Reshape() function just sets a viewport.

void CGLRenderer::Reshape(CDC *pDC, int w, int h)
{
        wglMakeCurrent(pDC->m_hDC, m_hrc);
        glViewport (0, 0, (GLsizei) w, (GLsizei) h); 
        wglMakeCurrent(NULL, NULL);
}

Drawing

DrawScene(), as its name implies, draws the scene. We have all data already loaded into VBOs, and now we have to tell OpenGL which buffers should be activated and which one should be used for vertex spatial coordinates, and which one for color. To do this, we have to Bind appropriate buffer, enable vertex attribute array bound to appropriate input (i.e. attribute) variable in vertex shader code, and specify data. By specifying data we actually say that the current VBO is a repository for vertex attribute data, and declares the organization of the repository (how many components per vertex, which type, and so on).

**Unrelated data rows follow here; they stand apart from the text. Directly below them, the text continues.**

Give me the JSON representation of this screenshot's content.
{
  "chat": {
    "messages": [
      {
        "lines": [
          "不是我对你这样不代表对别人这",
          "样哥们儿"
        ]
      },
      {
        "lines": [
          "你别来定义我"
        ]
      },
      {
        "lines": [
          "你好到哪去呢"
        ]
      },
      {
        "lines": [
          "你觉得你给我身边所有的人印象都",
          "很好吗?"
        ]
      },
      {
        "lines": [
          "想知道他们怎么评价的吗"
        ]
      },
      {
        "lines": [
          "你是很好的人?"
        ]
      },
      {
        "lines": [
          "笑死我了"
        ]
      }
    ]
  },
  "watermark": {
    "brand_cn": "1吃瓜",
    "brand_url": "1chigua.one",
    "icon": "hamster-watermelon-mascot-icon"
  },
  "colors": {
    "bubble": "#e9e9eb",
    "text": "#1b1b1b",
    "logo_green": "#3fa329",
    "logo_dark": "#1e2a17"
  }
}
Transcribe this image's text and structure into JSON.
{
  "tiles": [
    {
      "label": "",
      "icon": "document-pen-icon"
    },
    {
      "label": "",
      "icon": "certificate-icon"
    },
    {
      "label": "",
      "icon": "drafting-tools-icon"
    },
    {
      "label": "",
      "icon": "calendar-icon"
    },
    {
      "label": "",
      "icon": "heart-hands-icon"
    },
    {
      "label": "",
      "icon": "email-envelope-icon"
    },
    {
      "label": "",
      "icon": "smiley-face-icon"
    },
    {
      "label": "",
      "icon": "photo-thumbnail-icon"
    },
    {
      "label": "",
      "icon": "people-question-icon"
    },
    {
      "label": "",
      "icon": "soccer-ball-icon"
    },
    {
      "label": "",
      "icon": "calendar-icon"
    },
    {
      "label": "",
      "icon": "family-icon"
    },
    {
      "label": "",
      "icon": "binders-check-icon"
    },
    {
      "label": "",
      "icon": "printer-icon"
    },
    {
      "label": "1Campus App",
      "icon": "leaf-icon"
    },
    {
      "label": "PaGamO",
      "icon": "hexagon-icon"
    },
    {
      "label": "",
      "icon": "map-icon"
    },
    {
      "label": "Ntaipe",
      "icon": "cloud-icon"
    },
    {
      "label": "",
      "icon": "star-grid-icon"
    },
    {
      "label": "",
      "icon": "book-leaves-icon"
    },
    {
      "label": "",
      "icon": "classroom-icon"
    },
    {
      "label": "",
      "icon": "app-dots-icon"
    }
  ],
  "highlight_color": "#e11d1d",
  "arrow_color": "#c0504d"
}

void CGLRenderer::DrawScene(CDC *pDC)
{
        wglMakeCurrent(pDC->m_hDC, m_hrc);
                                                          
        glClear(GL_COLOR_BUFFER_BIT);
        
        glBindVertexArray(m_vaoID);     
        
        glBindBuffer(GL_ARRAY_BUFFER, m_vboID[0] );
        glEnableVertexAttribArray(0);
        glVertexAttribPointer((GLuint)0, 3, GL_FLOAT, GL_FALSE, 0, 0); 
        
        glBindBuffer(GL_ARRAY_BUFFER, m_vboID[1] );
        glEnableVertexAttribArray(1);
        glVertexAttribPointer((GLuint)1, 3, GL_FLOAT, GL_FALSE, 0, 0);
        
        glDrawArrays(GL_TRIANGLES, 0, 3);
        
        glDisableVertexAttribArray(0);
        glDisableVertexAttribArray(1);
        
        glFlush ();
        SwapBuffers(pDC->m_hDC);
        wglMakeCurrent(NULL, NULL);
}

Cleaning up

And, at the end we have to clean up the whole mass...

void CGLRenderer::DestroyScene(CDC *pDC)
{
        wglMakeCurrent(pDC->m_hDC, m_hrc);
        
        m_pProgram->DetachShader(m_pVertSh);
        m_pProgram->DetachShader(m_pFragSh);
        
        delete m_pProgram;
        m_pProgram = NULL;
        
        delete m_pVertSh;
        m_pVertSh = NULL;
        delete m_pFragSh;
        m_pFragSh = NULL;
        
        wglMakeCurrent(NULL,NULL);
        if(m_hrc)
        {
                wglDeleteContext(m_hrc);
                m_hrc = NULL;
        }
}